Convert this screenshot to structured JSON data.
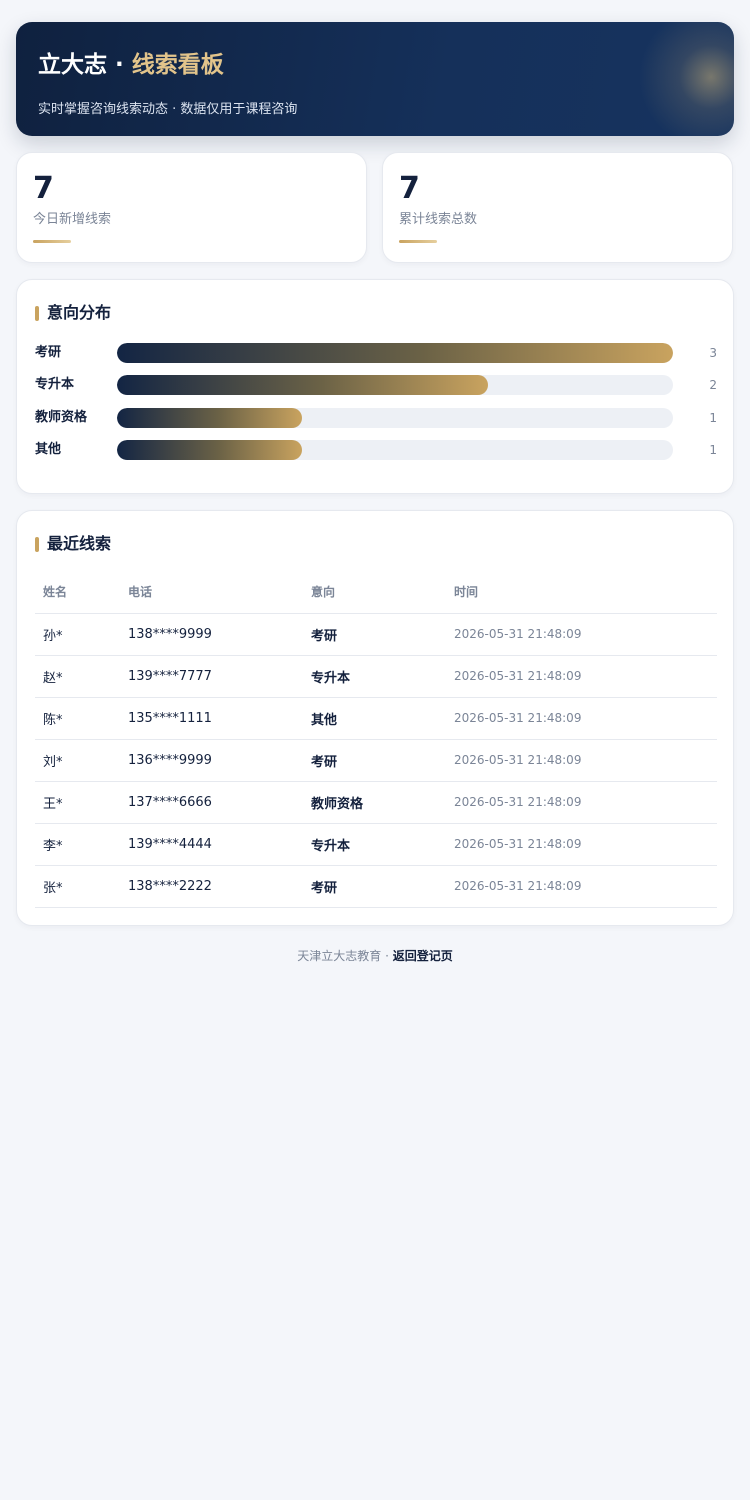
{
  "header": {
    "brand": "立大志 · ",
    "title_accent": "线索看板",
    "subtitle": "实时掌握咨询线索动态 · 数据仅用于课程咨询"
  },
  "stats": [
    {
      "value": "7",
      "label": "今日新增线索"
    },
    {
      "value": "7",
      "label": "累计线索总数"
    }
  ],
  "distribution": {
    "title": "意向分布",
    "items": [
      {
        "label": "考研",
        "count": 3
      },
      {
        "label": "专升本",
        "count": 2
      },
      {
        "label": "教师资格",
        "count": 1
      },
      {
        "label": "其他",
        "count": 1
      }
    ]
  },
  "leads": {
    "title": "最近线索",
    "columns": [
      "姓名",
      "电话",
      "意向",
      "时间"
    ],
    "rows": [
      {
        "name": "孙*",
        "phone": "138****9999",
        "intent": "考研",
        "time": "2026-05-31 21:48:09"
      },
      {
        "name": "赵*",
        "phone": "139****7777",
        "intent": "专升本",
        "time": "2026-05-31 21:48:09"
      },
      {
        "name": "陈*",
        "phone": "135****1111",
        "intent": "其他",
        "time": "2026-05-31 21:48:09"
      },
      {
        "name": "刘*",
        "phone": "136****9999",
        "intent": "考研",
        "time": "2026-05-31 21:48:09"
      },
      {
        "name": "王*",
        "phone": "137****6666",
        "intent": "教师资格",
        "time": "2026-05-31 21:48:09"
      },
      {
        "name": "李*",
        "phone": "139****4444",
        "intent": "专升本",
        "time": "2026-05-31 21:48:09"
      },
      {
        "name": "张*",
        "phone": "138****2222",
        "intent": "考研",
        "time": "2026-05-31 21:48:09"
      }
    ]
  },
  "footer": {
    "org": "天津立大志教育 · ",
    "link": "返回登记页"
  },
  "colors": {
    "navy": "#14213d",
    "gold": "#c9a35f",
    "gold_light": "#e2c48b",
    "muted": "#7b8597",
    "background": "#f4f6fa"
  }
}
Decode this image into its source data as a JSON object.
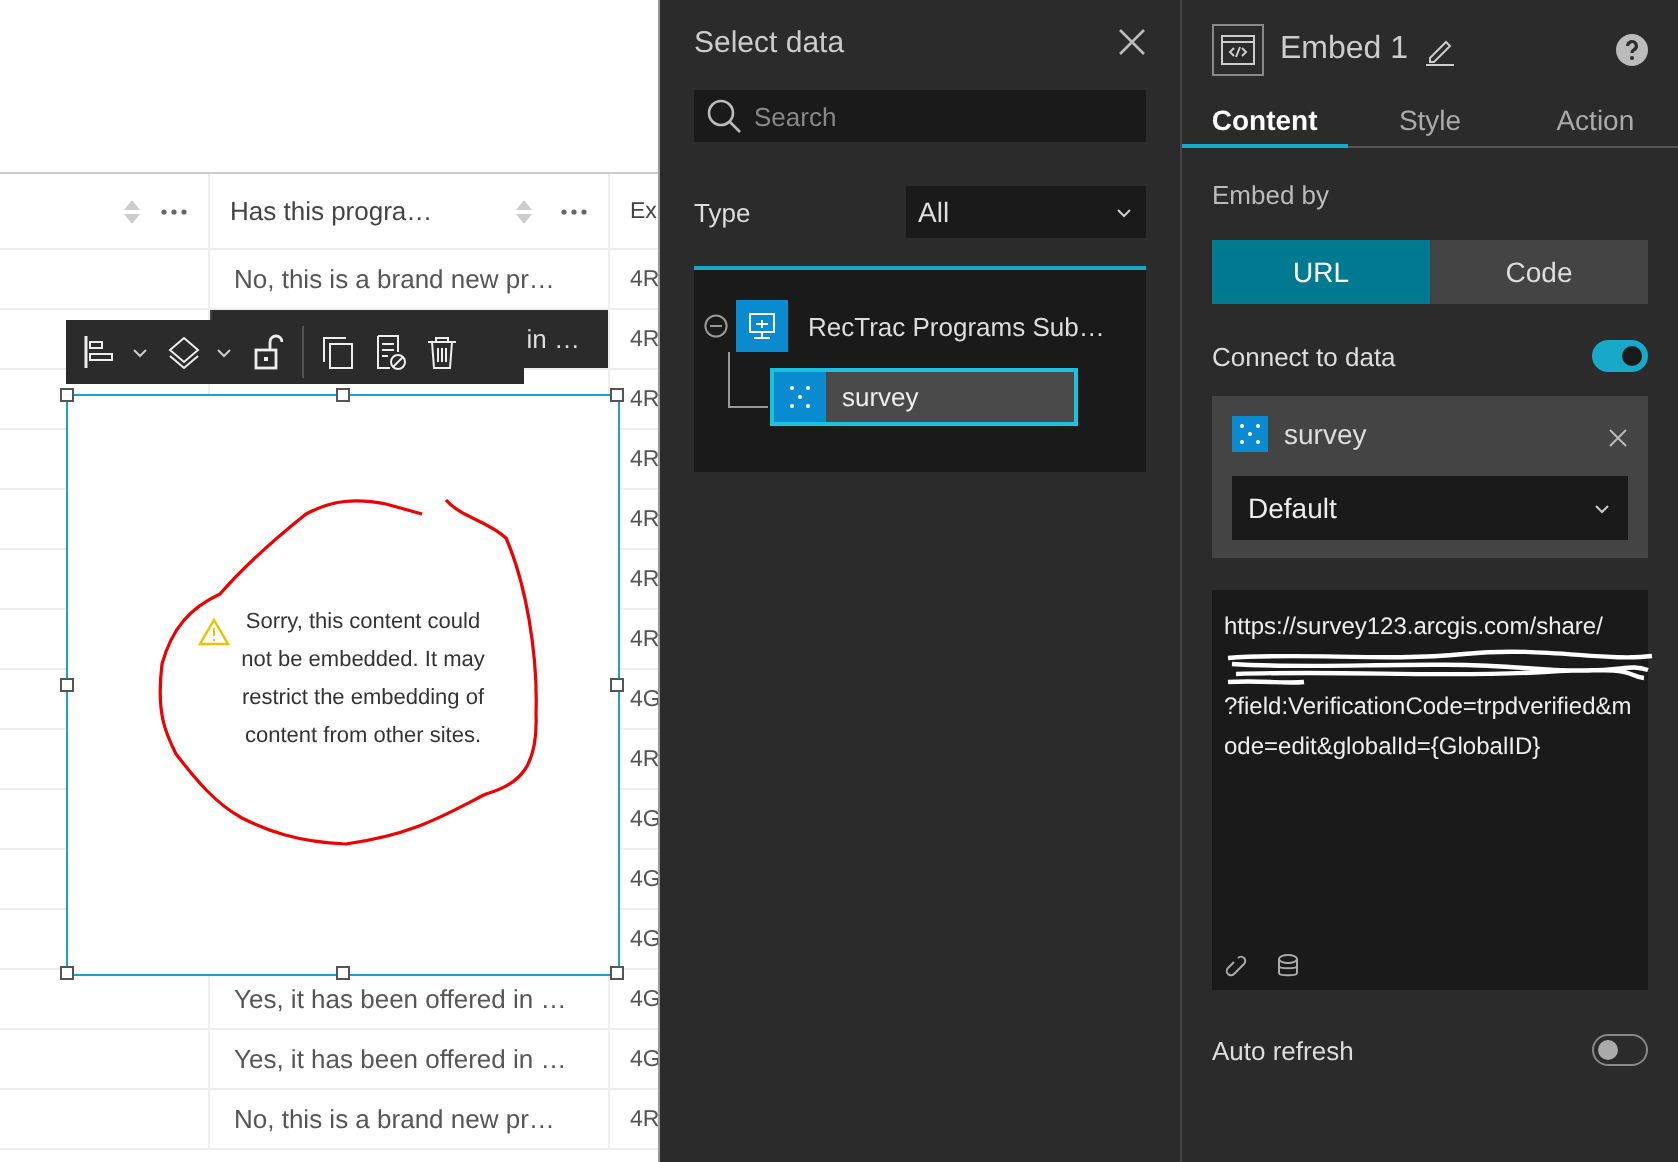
{
  "table": {
    "columns": [
      {
        "kind": "blank"
      },
      {
        "kind": "titled",
        "label": "Has this progra…"
      },
      {
        "kind": "cut",
        "label": "Ex"
      }
    ],
    "rows": [
      {
        "column_2": "No, this is a brand new pr…",
        "column_3": "4R"
      },
      {
        "column_2": "in …",
        "column_3": "4R"
      },
      {
        "column_3": "4R"
      },
      {
        "column_3": "4R"
      },
      {
        "column_3": "4R"
      },
      {
        "column_3": "4R"
      },
      {
        "column_3": "4R"
      },
      {
        "column_3": "4G"
      },
      {
        "column_3": "4R"
      },
      {
        "column_3": "4G"
      },
      {
        "column_3": "4G"
      },
      {
        "column_3": "4G"
      },
      {
        "column_2": "Yes, it has been offered in …",
        "column_3": "4G"
      },
      {
        "column_2": "Yes, it has been offered in …",
        "column_3": "4G"
      },
      {
        "column_2": "No, this is a brand new pr…",
        "column_3": "4R"
      }
    ]
  },
  "embed_widget": {
    "message": "Sorry, this content could not be embedded. It may restrict the embedding of content from other sites."
  },
  "select_data": {
    "title": "Select data",
    "search": {
      "placeholder": "Search"
    },
    "type_label": "Type",
    "type_value": "All",
    "tree": [
      {
        "label": "RecTrac Programs Sub…",
        "expanded": true,
        "children": [
          {
            "label": "survey",
            "selected": true
          }
        ]
      }
    ]
  },
  "settings": {
    "title": "Embed 1",
    "tabs": [
      {
        "label": "Content",
        "selected": true
      },
      {
        "label": "Style",
        "selected": false
      },
      {
        "label": "Action",
        "selected": false
      }
    ],
    "embed_by_label": "Embed by",
    "embed_by": [
      {
        "label": "URL",
        "selected": true
      },
      {
        "label": "Code",
        "selected": false
      }
    ],
    "connect_label": "Connect to data",
    "connect_on": true,
    "data_source": {
      "name": "survey",
      "view": "Default"
    },
    "url_before": "https://survey123.arcgis.com/share/",
    "url_after": "?field:VerificationCode=trpdverified&mode=edit&globalId={GlobalID}",
    "auto_refresh_label": "Auto refresh",
    "auto_refresh_on": false
  }
}
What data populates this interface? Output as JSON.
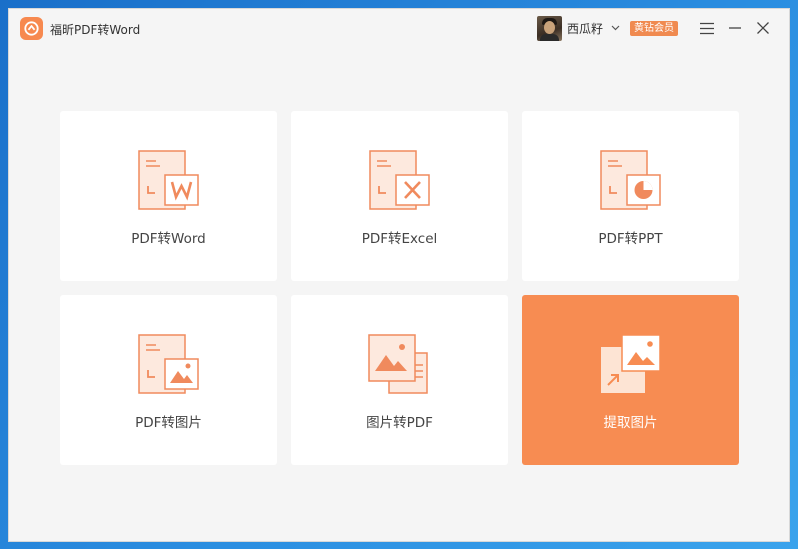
{
  "app": {
    "title": "福昕PDF转Word",
    "logo_icon": "app-logo-icon"
  },
  "user": {
    "name": "西瓜籽",
    "badge": "黄钻会员",
    "avatar_icon": "avatar"
  },
  "window_controls": {
    "menu_icon": "hamburger-menu-icon",
    "minimize_icon": "minimize-icon",
    "close_icon": "close-icon"
  },
  "tools": [
    {
      "label": "PDF转Word",
      "icon": "pdf-to-word-icon"
    },
    {
      "label": "PDF转Excel",
      "icon": "pdf-to-excel-icon"
    },
    {
      "label": "PDF转PPT",
      "icon": "pdf-to-ppt-icon"
    },
    {
      "label": "PDF转图片",
      "icon": "pdf-to-image-icon"
    },
    {
      "label": "图片转PDF",
      "icon": "image-to-pdf-icon"
    },
    {
      "label": "提取图片",
      "icon": "extract-image-icon"
    }
  ],
  "colors": {
    "accent": "#f78c52",
    "icon_stroke": "#f08a5d",
    "icon_fill": "#fde9de",
    "window_bg": "#f5f5f5",
    "card_bg": "#ffffff"
  },
  "selected_tool_index": 5
}
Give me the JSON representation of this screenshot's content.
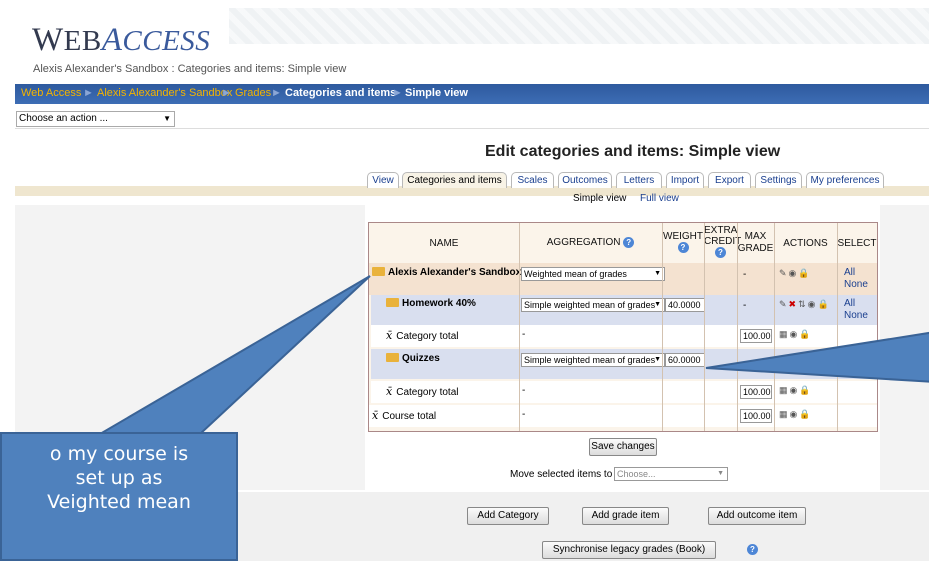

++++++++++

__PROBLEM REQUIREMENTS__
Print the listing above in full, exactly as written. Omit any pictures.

__YOUR SOLUTION__
Convert this screenshot to structured JSON data.
{
  "header": {
    "brand": "立大志 · ",
    "title_accent": "线索看板",
    "subtitle": "实时掌握咨询线索动态 · 数据仅用于课程咨询"
  },
  "stats": [
    {
      "value": "7",
      "label": "今日新增线索"
    },
    {
      "value": "7",
      "label": "累计线索总数"
    }
  ],
  "distribution": {
    "title": "意向分布",
    "items": [
      {
        "label": "考研",
        "count": 3
      },
      {
        "label": "专升本",
        "count": 2
      },
      {
        "label": "教师资格",
        "count": 1
      },
      {
        "label": "其他",
        "count": 1
      }
    ]
  },
  "leads": {
    "title": "最近线索",
    "columns": [
      "姓名",
      "电话",
      "意向",
      "时间"
    ],
    "rows": [
      {
        "name": "孙*",
        "phone": "138****9999",
        "intent": "考研",
        "time": "2026-05-31 21:48:09"
      },
      {
        "name": "赵*",
        "phone": "139****7777",
        "intent": "专升本",
        "time": "2026-05-31 21:48:09"
      },
      {
        "name": "陈*",
        "phone": "135****1111",
        "intent": "其他",
        "time": "2026-05-31 21:48:09"
      },
      {
        "name": "刘*",
        "phone": "136****9999",
        "intent": "考研",
        "time": "2026-05-31 21:48:09"
      },
      {
        "name": "王*",
        "phone": "137****6666",
        "intent": "教师资格",
        "time": "2026-05-31 21:48:09"
      },
      {
        "name": "李*",
        "phone": "139****4444",
        "intent": "专升本",
        "time": "2026-05-31 21:48:09"
      },
      {
        "name": "张*",
        "phone": "138****2222",
        "intent": "考研",
        "time": "2026-05-31 21:48:09"
      }
    ]
  },
  "footer": {
    "org": "天津立大志教育 · ",
    "link": "返回登记页"
  },
  "colors": {
    "navy": "#14213d",
    "gold": "#c9a35f",
    "gold_light": "#e2c48b",
    "muted": "#7b8597",
    "background": "#f4f6fa"
  }
}
Decode this image into its source data as a JSON object.
{
  "table": {
    "columns": [
      {
        "kind": "blank"
      },
      {
        "kind": "titled",
        "label": "Has this progra…"
      },
      {
        "kind": "cut",
        "label": "Ex"
      }
    ],
    "rows": [
      {
        "column_2": "No, this is a brand new pr…",
        "column_3": "4R"
      },
      {
        "column_2": "in …",
        "column_3": "4R"
      },
      {
        "column_3": "4R"
      },
      {
        "column_3": "4R"
      },
      {
        "column_3": "4R"
      },
      {
        "column_3": "4R"
      },
      {
        "column_3": "4R"
      },
      {
        "column_3": "4G"
      },
      {
        "column_3": "4R"
      },
      {
        "column_3": "4G"
      },
      {
        "column_3": "4G"
      },
      {
        "column_3": "4G"
      },
      {
        "column_2": "Yes, it has been offered in …",
        "column_3": "4G"
      },
      {
        "column_2": "Yes, it has been offered in …",
        "column_3": "4G"
      },
      {
        "column_2": "No, this is a brand new pr…",
        "column_3": "4R"
      }
    ]
  },
  "embed_widget": {
    "message": "Sorry, this content could not be embedded. It may restrict the embedding of content from other sites."
  },
  "select_data": {
    "title": "Select data",
    "search": {
      "placeholder": "Search"
    },
    "type_label": "Type",
    "type_value": "All",
    "tree": [
      {
        "label": "RecTrac Programs Sub…",
        "expanded": true,
        "children": [
          {
            "label": "survey",
            "selected": true
          }
        ]
      }
    ]
  },
  "settings": {
    "title": "Embed 1",
    "tabs": [
      {
        "label": "Content",
        "selected": true
      },
      {
        "label": "Style",
        "selected": false
      },
      {
        "label": "Action",
        "selected": false
      }
    ],
    "embed_by_label": "Embed by",
    "embed_by": [
      {
        "label": "URL",
        "selected": true
      },
      {
        "label": "Code",
        "selected": false
      }
    ],
    "connect_label": "Connect to data",
    "connect_on": true,
    "data_source": {
      "name": "survey",
      "view": "Default"
    },
    "url_before": "https://survey123.arcgis.com/share/",
    "url_after": "?field:VerificationCode=trpdverified&mode=edit&globalId={GlobalID}",
    "auto_refresh_label": "Auto refresh",
    "auto_refresh_on": false
  }
}
What data populates this interface? Output as JSON.
{
  "app": {
    "title": "福昕PDF转Word",
    "logo_icon": "app-logo-icon"
  },
  "user": {
    "name": "西瓜籽",
    "badge": "黄钻会员",
    "avatar_icon": "avatar"
  },
  "window_controls": {
    "menu_icon": "hamburger-menu-icon",
    "minimize_icon": "minimize-icon",
    "close_icon": "close-icon"
  },
  "tools": [
    {
      "label": "PDF转Word",
      "icon": "pdf-to-word-icon"
    },
    {
      "label": "PDF转Excel",
      "icon": "pdf-to-excel-icon"
    },
    {
      "label": "PDF转PPT",
      "icon": "pdf-to-ppt-icon"
    },
    {
      "label": "PDF转图片",
      "icon": "pdf-to-image-icon"
    },
    {
      "label": "图片转PDF",
      "icon": "image-to-pdf-icon"
    },
    {
      "label": "提取图片",
      "icon": "extract-image-icon"
    }
  ],
  "colors": {
    "accent": "#f78c52",
    "icon_stroke": "#f08a5d",
    "icon_fill": "#fde9de",
    "window_bg": "#f5f5f5",
    "card_bg": "#ffffff"
  },
  "selected_tool_index": 5
}
Give me the JSON representation of this screenshot's content.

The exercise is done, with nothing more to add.